__ENTRIES PROVIDED__.
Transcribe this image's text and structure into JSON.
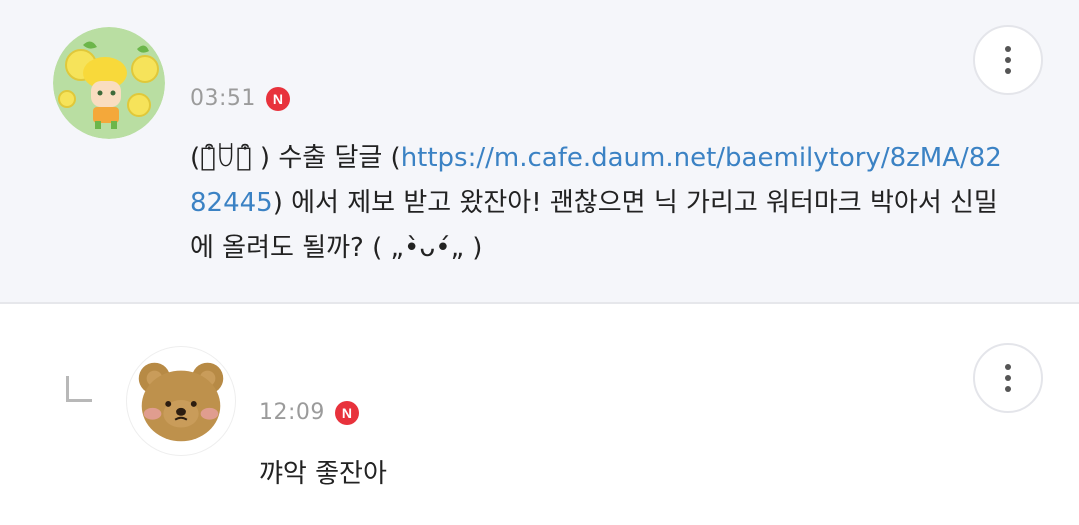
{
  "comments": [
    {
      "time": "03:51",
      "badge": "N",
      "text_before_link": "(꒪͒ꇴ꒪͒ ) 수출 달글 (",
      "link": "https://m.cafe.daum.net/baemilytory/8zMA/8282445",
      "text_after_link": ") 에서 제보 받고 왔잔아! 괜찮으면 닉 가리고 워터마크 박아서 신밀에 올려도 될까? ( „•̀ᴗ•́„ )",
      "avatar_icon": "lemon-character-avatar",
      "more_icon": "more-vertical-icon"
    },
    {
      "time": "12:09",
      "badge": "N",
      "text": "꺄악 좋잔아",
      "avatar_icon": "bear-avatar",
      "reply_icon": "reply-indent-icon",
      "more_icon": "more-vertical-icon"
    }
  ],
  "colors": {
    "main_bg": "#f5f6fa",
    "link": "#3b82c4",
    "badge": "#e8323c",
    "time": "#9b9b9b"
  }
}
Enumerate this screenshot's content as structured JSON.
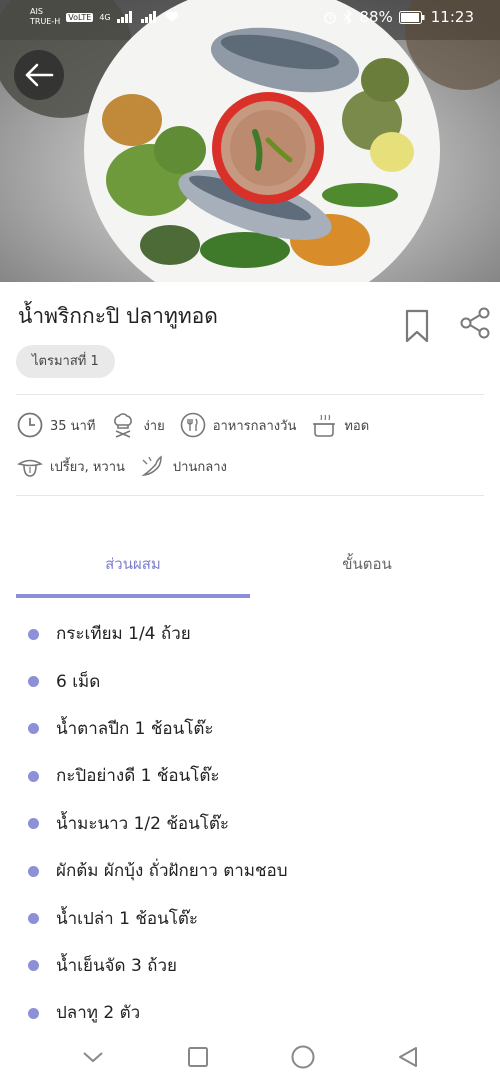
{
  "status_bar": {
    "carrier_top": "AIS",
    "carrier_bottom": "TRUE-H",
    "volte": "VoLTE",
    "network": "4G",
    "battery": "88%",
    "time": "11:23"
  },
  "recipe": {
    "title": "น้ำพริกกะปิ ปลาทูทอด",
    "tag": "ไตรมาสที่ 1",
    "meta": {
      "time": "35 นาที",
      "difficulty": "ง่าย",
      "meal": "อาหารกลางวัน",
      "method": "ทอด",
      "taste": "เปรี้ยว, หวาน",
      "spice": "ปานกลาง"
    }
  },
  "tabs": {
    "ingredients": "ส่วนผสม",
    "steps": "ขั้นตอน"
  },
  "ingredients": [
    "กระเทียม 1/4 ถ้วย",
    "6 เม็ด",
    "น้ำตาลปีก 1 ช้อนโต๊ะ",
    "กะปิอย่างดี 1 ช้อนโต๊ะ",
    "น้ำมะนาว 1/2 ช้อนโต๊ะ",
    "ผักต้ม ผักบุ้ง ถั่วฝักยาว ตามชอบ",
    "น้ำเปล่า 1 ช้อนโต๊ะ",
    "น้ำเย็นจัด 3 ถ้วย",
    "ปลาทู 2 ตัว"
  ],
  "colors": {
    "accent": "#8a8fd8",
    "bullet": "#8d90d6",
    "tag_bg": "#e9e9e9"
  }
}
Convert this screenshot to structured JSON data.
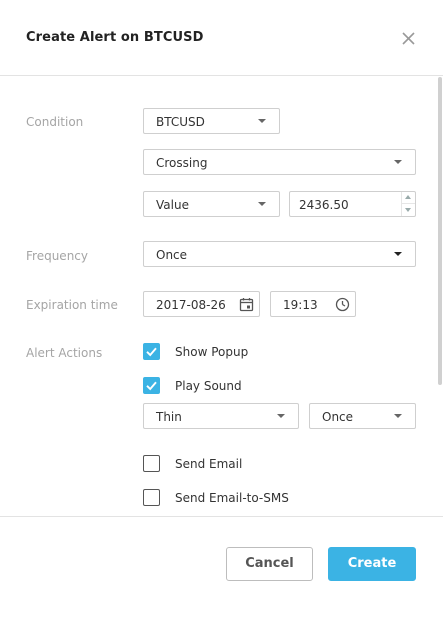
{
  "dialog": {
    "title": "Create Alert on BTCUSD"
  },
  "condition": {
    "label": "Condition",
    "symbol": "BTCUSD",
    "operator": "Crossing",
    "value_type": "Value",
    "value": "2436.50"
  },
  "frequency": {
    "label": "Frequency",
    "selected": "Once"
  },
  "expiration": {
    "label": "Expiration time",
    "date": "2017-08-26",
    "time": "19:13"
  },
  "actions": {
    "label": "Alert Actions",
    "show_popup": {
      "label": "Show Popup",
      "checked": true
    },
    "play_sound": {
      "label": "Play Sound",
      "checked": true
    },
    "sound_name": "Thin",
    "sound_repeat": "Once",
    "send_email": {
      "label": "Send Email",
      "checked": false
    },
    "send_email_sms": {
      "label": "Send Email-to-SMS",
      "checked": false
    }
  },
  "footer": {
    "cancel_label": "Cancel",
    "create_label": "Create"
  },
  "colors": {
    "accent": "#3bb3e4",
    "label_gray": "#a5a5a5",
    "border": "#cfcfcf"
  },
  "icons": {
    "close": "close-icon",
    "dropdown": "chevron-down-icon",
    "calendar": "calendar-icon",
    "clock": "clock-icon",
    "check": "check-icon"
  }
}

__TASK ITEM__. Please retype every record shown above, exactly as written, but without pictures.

__WRITTEN RESPONSE__.
Transcribe this image's text and structure into JSON.
{
  "comments": [
    {
      "time": "03:51",
      "badge": "N",
      "text_before_link": "(꒪͒ꇴ꒪͒ ) 수출 달글 (",
      "link": "https://m.cafe.daum.net/baemilytory/8zMA/8282445",
      "text_after_link": ") 에서 제보 받고 왔잔아! 괜찮으면 닉 가리고 워터마크 박아서 신밀에 올려도 될까? ( „•̀ᴗ•́„ )",
      "avatar_icon": "lemon-character-avatar",
      "more_icon": "more-vertical-icon"
    },
    {
      "time": "12:09",
      "badge": "N",
      "text": "꺄악 좋잔아",
      "avatar_icon": "bear-avatar",
      "reply_icon": "reply-indent-icon",
      "more_icon": "more-vertical-icon"
    }
  ],
  "colors": {
    "main_bg": "#f5f6fa",
    "link": "#3b82c4",
    "badge": "#e8323c",
    "time": "#9b9b9b"
  }
}
Enumerate this screenshot's content as structured JSON.
{
  "status_bar": {
    "carrier_top": "AIS",
    "carrier_bottom": "TRUE-H",
    "volte": "VoLTE",
    "network": "4G",
    "battery": "88%",
    "time": "11:23"
  },
  "recipe": {
    "title": "น้ำพริกกะปิ ปลาทูทอด",
    "tag": "ไตรมาสที่ 1",
    "meta": {
      "time": "35 นาที",
      "difficulty": "ง่าย",
      "meal": "อาหารกลางวัน",
      "method": "ทอด",
      "taste": "เปรี้ยว, หวาน",
      "spice": "ปานกลาง"
    }
  },
  "tabs": {
    "ingredients": "ส่วนผสม",
    "steps": "ขั้นตอน"
  },
  "ingredients": [
    "กระเทียม 1/4 ถ้วย",
    "6 เม็ด",
    "น้ำตาลปีก 1 ช้อนโต๊ะ",
    "กะปิอย่างดี 1 ช้อนโต๊ะ",
    "น้ำมะนาว 1/2 ช้อนโต๊ะ",
    "ผักต้ม ผักบุ้ง ถั่วฝักยาว ตามชอบ",
    "น้ำเปล่า 1 ช้อนโต๊ะ",
    "น้ำเย็นจัด 3 ถ้วย",
    "ปลาทู 2 ตัว"
  ],
  "colors": {
    "accent": "#8a8fd8",
    "bullet": "#8d90d6",
    "tag_bg": "#e9e9e9"
  }
}
Convert this screenshot to structured JSON data.
{
  "dialog": {
    "title": "Create Alert on BTCUSD"
  },
  "condition": {
    "label": "Condition",
    "symbol": "BTCUSD",
    "operator": "Crossing",
    "value_type": "Value",
    "value": "2436.50"
  },
  "frequency": {
    "label": "Frequency",
    "selected": "Once"
  },
  "expiration": {
    "label": "Expiration time",
    "date": "2017-08-26",
    "time": "19:13"
  },
  "actions": {
    "label": "Alert Actions",
    "show_popup": {
      "label": "Show Popup",
      "checked": true
    },
    "play_sound": {
      "label": "Play Sound",
      "checked": true
    },
    "sound_name": "Thin",
    "sound_repeat": "Once",
    "send_email": {
      "label": "Send Email",
      "checked": false
    },
    "send_email_sms": {
      "label": "Send Email-to-SMS",
      "checked": false
    }
  },
  "footer": {
    "cancel_label": "Cancel",
    "create_label": "Create"
  },
  "colors": {
    "accent": "#3bb3e4",
    "label_gray": "#a5a5a5",
    "border": "#cfcfcf"
  },
  "icons": {
    "close": "close-icon",
    "dropdown": "chevron-down-icon",
    "calendar": "calendar-icon",
    "clock": "clock-icon",
    "check": "check-icon"
  }
}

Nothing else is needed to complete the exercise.